Enter “coreless banking” – a new microservice-based approach that allows banks to pivot quickly and add in new services covering everything from contactless payments to money-management apps. Banks started developing new functions using “headless” APIs that could work seamlessly and interchangeably with each other. Now extend this to all organizations across all industries, and that’s where the future is heading.
Uncoupling the front end and back end
When we refer to “headless” architecture, we’re really referring to the uncoupling of the service layer and the data layer of any given system. In order for enterprises to compete with digital natives and their greenfield development, this has become absolutely critical.

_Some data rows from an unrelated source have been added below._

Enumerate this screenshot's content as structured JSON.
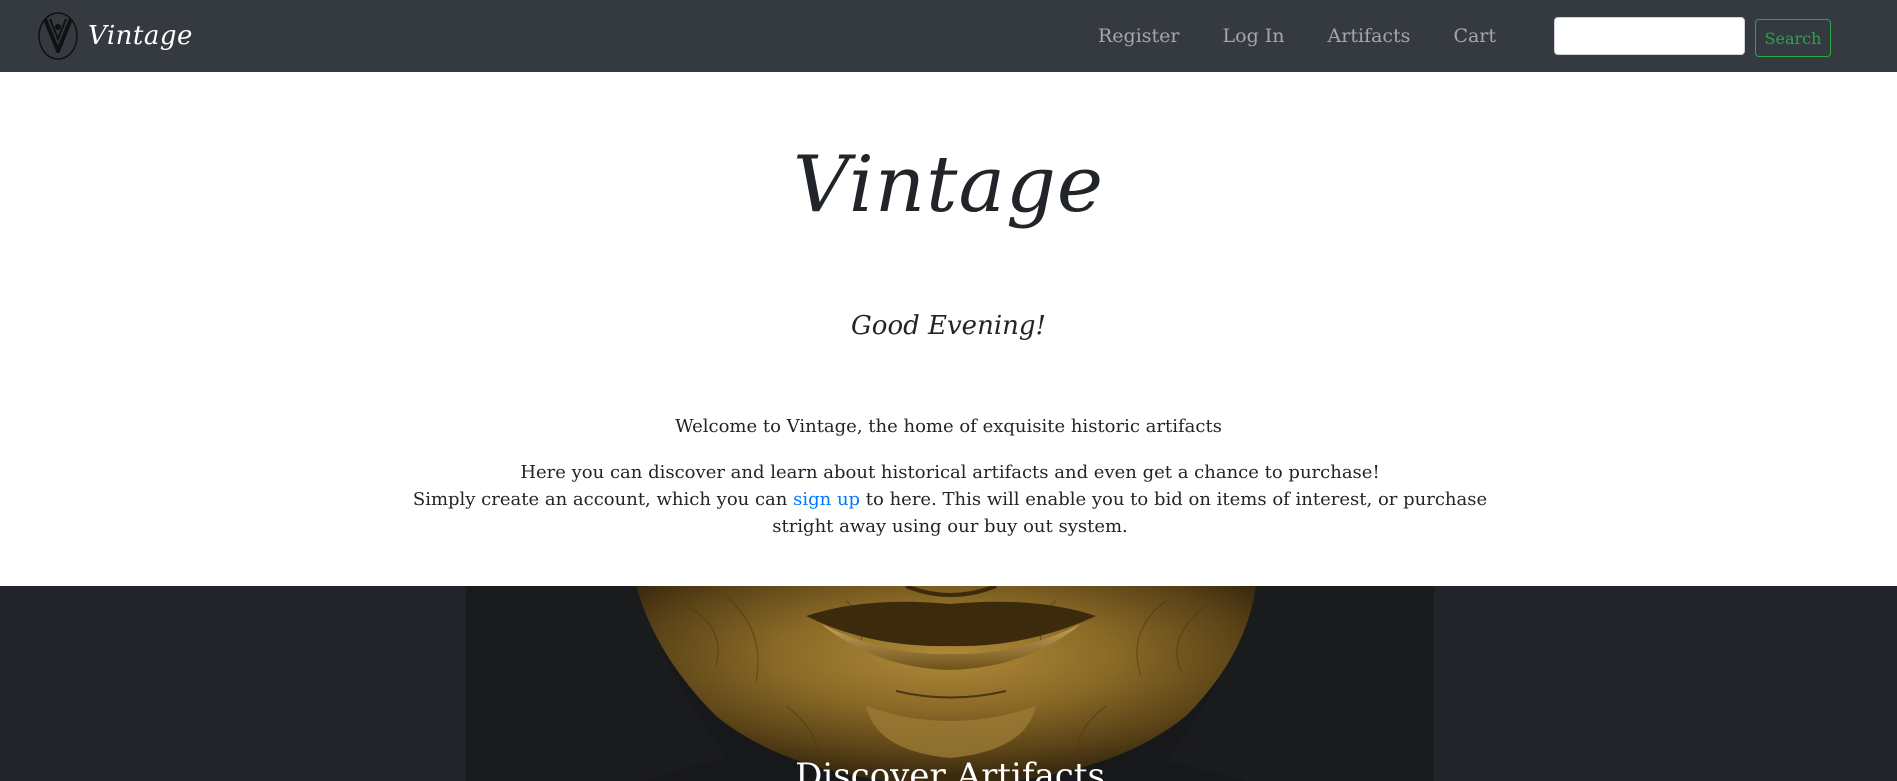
{
  "navbar": {
    "brand_name": "Vintage",
    "links": [
      {
        "label": "Register"
      },
      {
        "label": "Log In"
      },
      {
        "label": "Artifacts"
      },
      {
        "label": "Cart"
      }
    ],
    "search": {
      "value": "",
      "placeholder": ""
    },
    "search_button_label": "Search"
  },
  "hero": {
    "title": "Vintage",
    "greeting": "Good Evening!",
    "welcome": "Welcome to Vintage, the home of exquisite historic artifacts",
    "description_line1": "Here you can discover and learn about historical artifacts and even get a chance to purchase!",
    "description_pre_link": "Simply create an account, which you can ",
    "description_link": "sign up",
    "description_post_link": " to here. This will enable you to bid on items of interest, or purchase stright away using our buy out system."
  },
  "carousel": {
    "caption": "Discover Artifacts",
    "image": "gold-mask-image"
  },
  "colors": {
    "navbar_bg": "#343a40",
    "carousel_bg": "#212529",
    "link": "#007bff",
    "search_button": "#28a745"
  }
}
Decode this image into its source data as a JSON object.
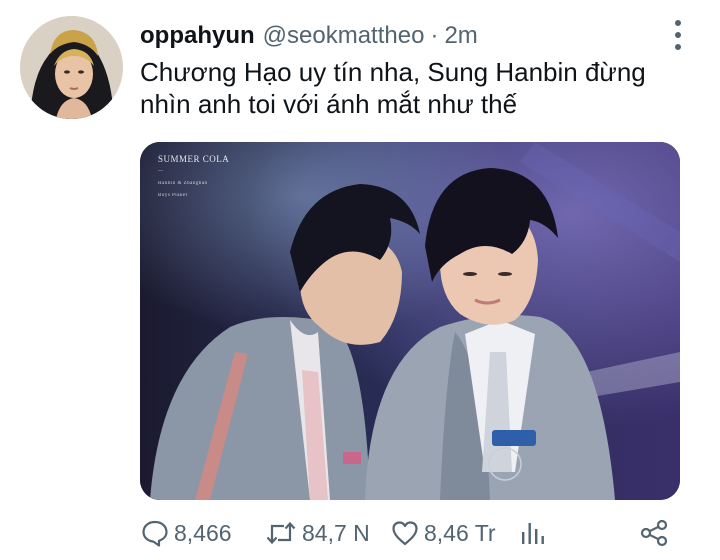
{
  "tweet": {
    "display_name": "oppahyun",
    "handle": "@seokmattheo",
    "separator": "·",
    "time": "2m",
    "text_lines": [
      "Chương Hạo uy tín nha, Sung Hanbin đừng",
      "nhìn anh toi với ánh mắt như thế"
    ],
    "media": {
      "caption_title": "SUMMER COLA",
      "caption_line1": "—",
      "caption_line2": "Hanbin & Zhanghao",
      "caption_line3": "Boys Planet"
    },
    "actions": {
      "replies": "8,466",
      "retweets": "84,7 N",
      "likes": "8,46 Tr"
    }
  },
  "icons": {
    "reply": "speech-bubble-icon",
    "retweet": "retweet-icon",
    "like": "heart-icon",
    "views": "analytics-icon",
    "share": "share-icon",
    "more": "more-vertical-icon"
  },
  "colors": {
    "text_primary": "#0f1419",
    "text_secondary": "#536471",
    "background": "#ffffff"
  }
}
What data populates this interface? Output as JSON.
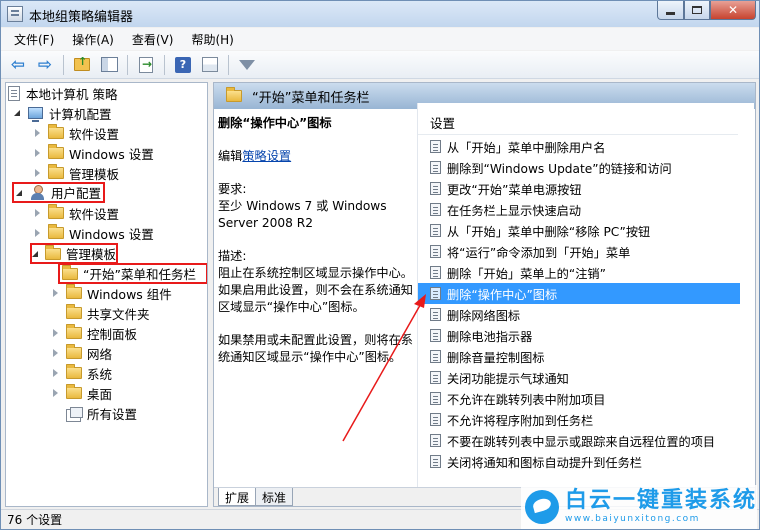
{
  "window": {
    "title": "本地组策略编辑器"
  },
  "menu": [
    "文件(F)",
    "操作(A)",
    "查看(V)",
    "帮助(H)"
  ],
  "tree": {
    "root": "本地计算机 策略",
    "computer_config": "计算机配置",
    "cc_software": "软件设置",
    "cc_windows": "Windows 设置",
    "cc_admin": "管理模板",
    "user_config": "用户配置",
    "uc_software": "软件设置",
    "uc_windows": "Windows 设置",
    "uc_admin": "管理模板",
    "start_taskbar": "“开始”菜单和任务栏",
    "windows_components": "Windows 组件",
    "shared_folders": "共享文件夹",
    "control_panel": "控制面板",
    "network": "网络",
    "system": "系统",
    "desktop": "桌面",
    "all_settings": "所有设置"
  },
  "right_header": "“开始”菜单和任务栏",
  "description": {
    "title": "删除“操作中心”图标",
    "edit_prefix": "编辑",
    "edit_link": "策略设置",
    "requirements_label": "要求:",
    "requirements_text": "至少 Windows 7 或 Windows Server 2008 R2",
    "desc_label": "描述:",
    "desc_text": " 阻止在系统控制区域显示操作中心。如果启用此设置，则不会在系统通知区域显示“操作中心”图标。",
    "desc_text2": "如果禁用或未配置此设置，则将在系统通知区域显示“操作中心”图标。"
  },
  "list": {
    "column": "设置",
    "items": [
      "从「开始」菜单中删除用户名",
      "删除到“Windows Update”的链接和访问",
      "更改“开始”菜单电源按钮",
      "在任务栏上显示快速启动",
      "从「开始」菜单中删除“移除 PC”按钮",
      "将“运行”命令添加到「开始」菜单",
      "删除「开始」菜单上的“注销”",
      "删除“操作中心”图标",
      "删除网络图标",
      "删除电池指示器",
      "删除音量控制图标",
      "关闭功能提示气球通知",
      "不允许在跳转列表中附加项目",
      "不允许将程序附加到任务栏",
      "不要在跳转列表中显示或跟踪来自远程位置的项目",
      "关闭将通知和图标自动提升到任务栏"
    ],
    "selected_index": 7
  },
  "tabs": [
    "扩展",
    "标准"
  ],
  "status": "76 个设置",
  "watermark": {
    "title": "白云一键重装系统",
    "url": "www.baiyunxitong.com"
  },
  "colors": {
    "highlight": "#3399ff",
    "annotation_red": "#e81a1a",
    "header_blue": "#98b5d4"
  }
}
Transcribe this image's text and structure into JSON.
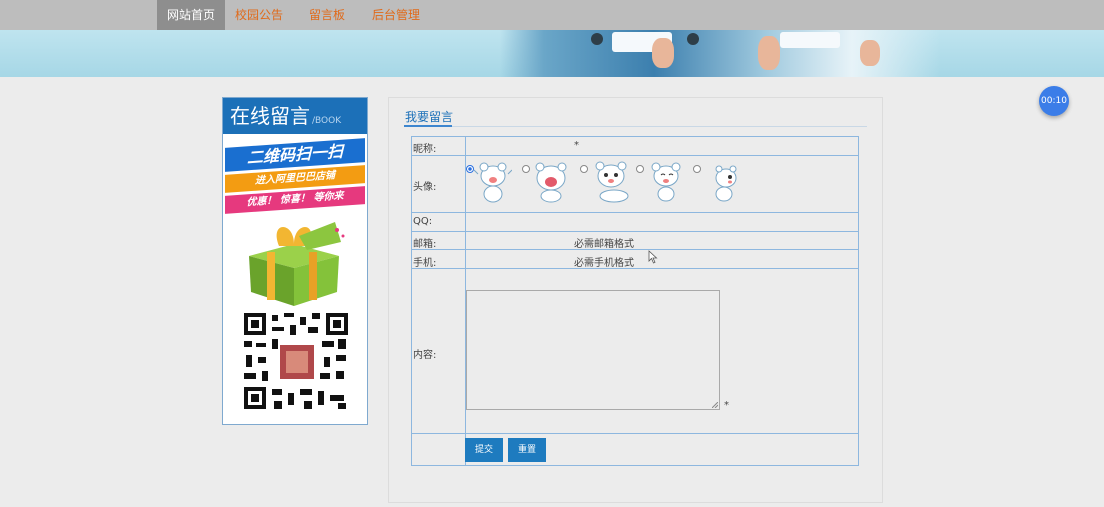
{
  "nav": {
    "items": [
      "网站首页",
      "校园公告",
      "留言板",
      "后台管理"
    ],
    "active_index": 0
  },
  "timer": {
    "label": "00:10"
  },
  "ad": {
    "title_big": "在线留言",
    "title_small": "/BOOK",
    "qr_banner": "二维码扫一扫",
    "orange_line": "进入阿里巴巴店铺",
    "pink_line": "优惠！ 惊喜！ 等你来"
  },
  "form": {
    "title": "我要留言",
    "fields": {
      "nickname_label": "昵称:",
      "nickname_required": "*",
      "avatar_label": "头像:",
      "qq_label": "QQ:",
      "email_label": "邮箱:",
      "email_hint": "必需邮箱格式",
      "phone_label": "手机:",
      "phone_hint": "必需手机格式",
      "content_label": "内容:",
      "content_required": "*"
    },
    "avatar_selected_index": 0,
    "buttons": {
      "submit": "提交",
      "reset": "重置"
    }
  },
  "colors": {
    "accent": "#1e7bbf",
    "nav_text": "#e06a1a",
    "title": "#1a6fb8"
  }
}
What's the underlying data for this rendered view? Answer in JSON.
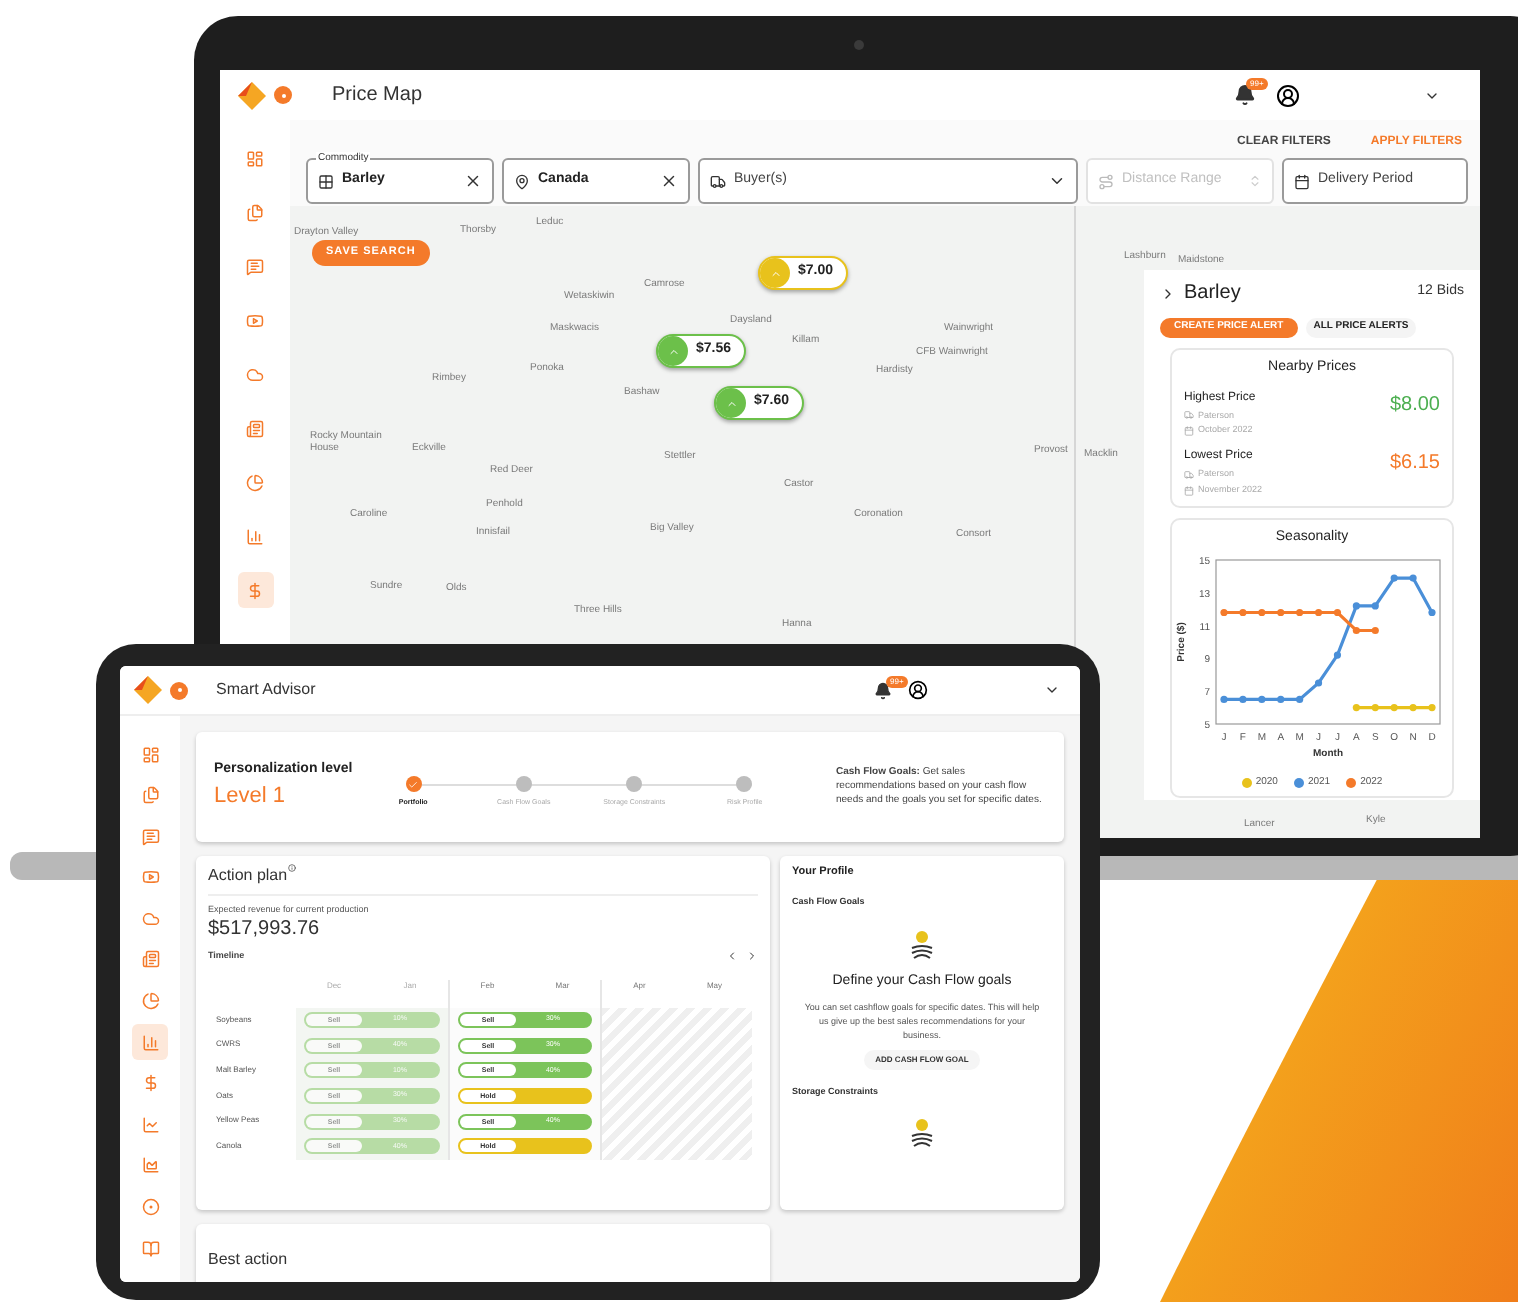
{
  "laptop": {
    "header": {
      "title": "Price Map",
      "badge": "99+"
    },
    "sidebar": {
      "items": [
        {
          "selected": false
        },
        {
          "selected": false
        },
        {
          "selected": false
        },
        {
          "selected": false
        },
        {
          "selected": false
        },
        {
          "selected": false
        },
        {
          "selected": false
        },
        {
          "selected": false
        },
        {
          "selected": true
        }
      ]
    },
    "filters": {
      "clear": "CLEAR FILTERS",
      "apply": "APPLY FILTERS",
      "fields": [
        {
          "kind": "commodity",
          "legend": "Commodity",
          "value": "Barley",
          "disabled": false
        },
        {
          "kind": "location",
          "value": "Canada",
          "disabled": false
        },
        {
          "kind": "buyer",
          "placeholder": "Buyer(s)",
          "disabled": false
        },
        {
          "kind": "distance",
          "placeholder": "Distance Range",
          "disabled": true
        },
        {
          "kind": "period",
          "placeholder": "Delivery Period",
          "disabled": false
        }
      ]
    },
    "map": {
      "save_button": "SAVE SEARCH",
      "labels": [
        "Drayton Valley",
        "Thorsby",
        "Leduc",
        "Wetaskiwin",
        "Camrose",
        "Maskwacis",
        "Ponoka",
        "Rimbey",
        "Daysland",
        "Killam",
        "Wainwright",
        "CFB Wainwright",
        "Hardisty",
        "Bashaw",
        "Rocky Mountain House",
        "Eckville",
        "Red Deer",
        "Penhold",
        "Innisfail",
        "Caroline",
        "Stettler",
        "Castor",
        "Coronation",
        "Consort",
        "Provost",
        "Macklin",
        "Lashburn",
        "Maidstone",
        "Big Valley",
        "Sundre",
        "Olds",
        "Three Hills",
        "Hanna",
        "Lancer",
        "Kyle"
      ],
      "pins": [
        {
          "price": "$7.00",
          "color": "#e8c21c"
        },
        {
          "price": "$7.56",
          "color": "#6cc04a"
        },
        {
          "price": "$7.60",
          "color": "#6cc04a"
        }
      ]
    },
    "panel": {
      "commodity": "Barley",
      "bids": "12 Bids",
      "create_alert": "CREATE PRICE ALERT",
      "all_alerts": "ALL PRICE ALERTS",
      "nearby": {
        "title": "Nearby Prices",
        "items": [
          {
            "kind": "high",
            "label": "Highest Price",
            "buyer": "Paterson",
            "date": "October 2022",
            "price": "$8.00"
          },
          {
            "kind": "low",
            "label": "Lowest Price",
            "buyer": "Paterson",
            "date": "November 2022",
            "price": "$6.15"
          }
        ]
      },
      "seasonality": {
        "title": "Seasonality",
        "chart_data": {
          "type": "line",
          "legend": "bottom",
          "xlabel": "Month",
          "ylabel": "Price ($)",
          "categories": [
            "J",
            "F",
            "M",
            "A",
            "M",
            "J",
            "J",
            "A",
            "S",
            "O",
            "N",
            "D"
          ],
          "ylim": [
            5,
            15
          ],
          "yticks": [
            5,
            7,
            9,
            11,
            13,
            15
          ],
          "series": [
            {
              "name": "2020",
              "color": "#e8c21c",
              "marker": "circle",
              "values": [
                null,
                null,
                null,
                null,
                null,
                null,
                null,
                6,
                6,
                6,
                6,
                6
              ]
            },
            {
              "name": "2021",
              "color": "#4a8fd8",
              "marker": "circle",
              "values": [
                6.5,
                6.5,
                6.5,
                6.5,
                6.5,
                7.5,
                9.2,
                12.2,
                12.2,
                13.9,
                13.9,
                11.8
              ]
            },
            {
              "name": "2022",
              "color": "#f47a2a",
              "marker": "circle",
              "values": [
                11.8,
                11.8,
                11.8,
                11.8,
                11.8,
                11.8,
                11.8,
                10.7,
                10.7,
                null,
                null,
                null
              ]
            }
          ]
        }
      }
    }
  },
  "tablet": {
    "header": {
      "title": "Smart Advisor",
      "badge": "99+"
    },
    "sidebar": {
      "items": [
        {
          "selected": false
        },
        {
          "selected": false
        },
        {
          "selected": false
        },
        {
          "selected": false
        },
        {
          "selected": false
        },
        {
          "selected": false
        },
        {
          "selected": false
        },
        {
          "selected": true
        },
        {
          "selected": false
        },
        {
          "selected": false
        },
        {
          "selected": false
        },
        {
          "selected": false
        },
        {
          "selected": false
        }
      ]
    },
    "personalization": {
      "title": "Personalization level",
      "level": "Level 1",
      "steps": [
        {
          "label": "Portfolio",
          "done": true
        },
        {
          "label": "Cash Flow Goals",
          "done": false
        },
        {
          "label": "Storage Constraints",
          "done": false
        },
        {
          "label": "Risk Profile",
          "done": false
        }
      ],
      "note": "**Cash Flow Goals:** Get sales recommendations based on your cash flow needs and the goals you set for specific dates."
    },
    "action_plan": {
      "title": "Action plan",
      "revenue_label": "Expected revenue for current production",
      "revenue": "$517,993.76",
      "timeline": {
        "title": "Timeline",
        "months": [
          "Dec",
          "Jan",
          "Feb",
          "Mar",
          "Apr",
          "May"
        ],
        "periods": [
          {
            "past": true
          },
          {
            "past": false
          },
          {
            "past": false
          }
        ],
        "rows": [
          {
            "crop": "Soybeans",
            "cells": [
              {
                "kind": "sell",
                "action": "Sell",
                "share": "10%"
              },
              {
                "kind": "sell",
                "action": "Sell",
                "share": "30%"
              }
            ]
          },
          {
            "crop": "CWRS",
            "cells": [
              {
                "kind": "sell",
                "action": "Sell",
                "share": "40%"
              },
              {
                "kind": "sell",
                "action": "Sell",
                "share": "30%"
              }
            ]
          },
          {
            "crop": "Malt Barley",
            "cells": [
              {
                "kind": "sell",
                "action": "Sell",
                "share": "10%"
              },
              {
                "kind": "sell",
                "action": "Sell",
                "share": "40%"
              }
            ]
          },
          {
            "crop": "Oats",
            "cells": [
              {
                "kind": "sell",
                "action": "Sell",
                "share": "30%"
              },
              {
                "kind": "hold",
                "action": "Hold"
              }
            ]
          },
          {
            "crop": "Yellow Peas",
            "cells": [
              {
                "kind": "sell",
                "action": "Sell",
                "share": "30%"
              },
              {
                "kind": "sell",
                "action": "Sell",
                "share": "40%"
              }
            ]
          },
          {
            "crop": "Canola",
            "cells": [
              {
                "kind": "sell",
                "action": "Sell",
                "share": "40%"
              },
              {
                "kind": "hold",
                "action": "Hold"
              }
            ]
          }
        ]
      }
    },
    "best_action": {
      "title": "Best action"
    },
    "profile": {
      "title": "Your Profile",
      "sections": [
        {
          "title": "Cash Flow Goals",
          "heading": "Define your Cash Flow goals",
          "text": "You can set cashflow goals for specific dates. This will help us give up the best sales recommendations for your business.",
          "button": "ADD CASH FLOW GOAL"
        },
        {
          "title": "Storage Constraints"
        }
      ]
    }
  }
}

The service layer is the front end, or what an end user sees and interacts with when they engage with a particular application. The data layer is the back end, the technology that powers the underlying functionality. In a conventional, monolithic system, the front end and back end are inextricably linked and bound together, meaning any changes to the front end aren’t possible without taking things temporarily offline. It’s slow, limiting, and costs businesses a lot in terms of productivity and missed opportunities. A headless approach moves businesses away from these tightly coupled frameworks, such as PHP, that aren’t compatible with modern web APIs, and allows an organization to make on-the-fly changes to their front-end user experience or their back-end processes without running the risk of breaking a critical process or having to take things offline.
A microservice is a small piece of individual software that is designed to do one thing and one thing only. In hospitality, for instance, a microservice might be employed to facilitate remote ordering or accept hotel bookings. These are things that would otherwise be tied together under one monolithic roof, where adding one new feature would be akin to gently trying to remove a Jenga piece and hoping the tower didn’t fall. It was fine for its time, but times move on, and this monolithic way of doing things simply won’t cut it in the age of agile, multi-touchpoint commerce.
Enterprises are much the same, with new end-user touch points constantly being added into the mix. They need to be able to tailor functionality, both at the service mesh and data mesh levels, without reinventing the wheel each and every time.
A culture of decentralization
Enterprises are used to proprietary systems and functionality. Most have spent years accumulating valuable data and carefully adding to their own precarious stack of technologies, and the temptation to centralize everything persists. This kind of thinking leads right back to monolithic architectures. And it is high time for businesses to move beyond the temptation to stack if they want to compete with digital natives (and with each other).
Gartner referred to this as “composable” architecture, and by its very nature, composable architecture needs to be decentralized. There is no central core or system, just a web or mesh of best-of-breed components that can be seamlessly integrated, removed, and replaced on the fly.
During the pandemic and the resulting lockdowns, one of the best examples of this was the innovation in the hospitality and logistics sector. The ability to queue jump and use an app to place your order from your front room for takeaway or for groceries – without having to venture out – became a necessity rather than a convenience. And the businesses that were able to roll out this functionality overnight were the ones that cornered the market.
It’s this decentralized, adaptable approach that enterprises need to leverage if they are going to go head-to-head with the competition in today’s landscape.